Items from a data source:
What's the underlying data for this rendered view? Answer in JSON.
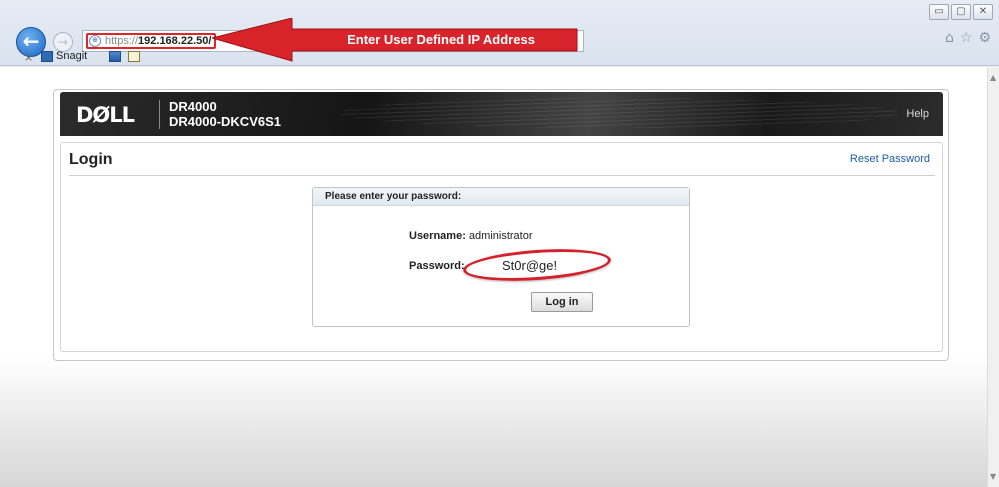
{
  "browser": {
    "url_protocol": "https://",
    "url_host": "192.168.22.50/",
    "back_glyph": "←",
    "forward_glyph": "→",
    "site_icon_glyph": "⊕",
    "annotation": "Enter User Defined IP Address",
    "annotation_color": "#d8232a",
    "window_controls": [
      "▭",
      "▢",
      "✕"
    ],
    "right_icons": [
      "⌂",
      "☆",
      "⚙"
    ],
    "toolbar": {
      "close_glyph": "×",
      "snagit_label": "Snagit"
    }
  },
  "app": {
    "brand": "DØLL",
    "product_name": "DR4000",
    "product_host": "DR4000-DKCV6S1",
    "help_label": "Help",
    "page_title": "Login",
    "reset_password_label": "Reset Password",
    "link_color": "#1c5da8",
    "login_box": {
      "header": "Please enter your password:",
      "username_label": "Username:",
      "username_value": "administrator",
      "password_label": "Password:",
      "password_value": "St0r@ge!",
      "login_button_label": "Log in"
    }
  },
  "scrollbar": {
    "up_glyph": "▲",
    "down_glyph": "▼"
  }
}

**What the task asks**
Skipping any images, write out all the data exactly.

**Task answer**
What's the underlying data for this rendered view? Answer in JSON.
{
  "browser": {
    "url_protocol": "https://",
    "url_host": "192.168.22.50/",
    "back_glyph": "←",
    "forward_glyph": "→",
    "site_icon_glyph": "⊕",
    "annotation": "Enter User Defined IP Address",
    "annotation_color": "#d8232a",
    "window_controls": [
      "▭",
      "▢",
      "✕"
    ],
    "right_icons": [
      "⌂",
      "☆",
      "⚙"
    ],
    "toolbar": {
      "close_glyph": "×",
      "snagit_label": "Snagit"
    }
  },
  "app": {
    "brand": "DØLL",
    "product_name": "DR4000",
    "product_host": "DR4000-DKCV6S1",
    "help_label": "Help",
    "page_title": "Login",
    "reset_password_label": "Reset Password",
    "link_color": "#1c5da8",
    "login_box": {
      "header": "Please enter your password:",
      "username_label": "Username:",
      "username_value": "administrator",
      "password_label": "Password:",
      "password_value": "St0r@ge!",
      "login_button_label": "Log in"
    }
  },
  "scrollbar": {
    "up_glyph": "▲",
    "down_glyph": "▼"
  }
}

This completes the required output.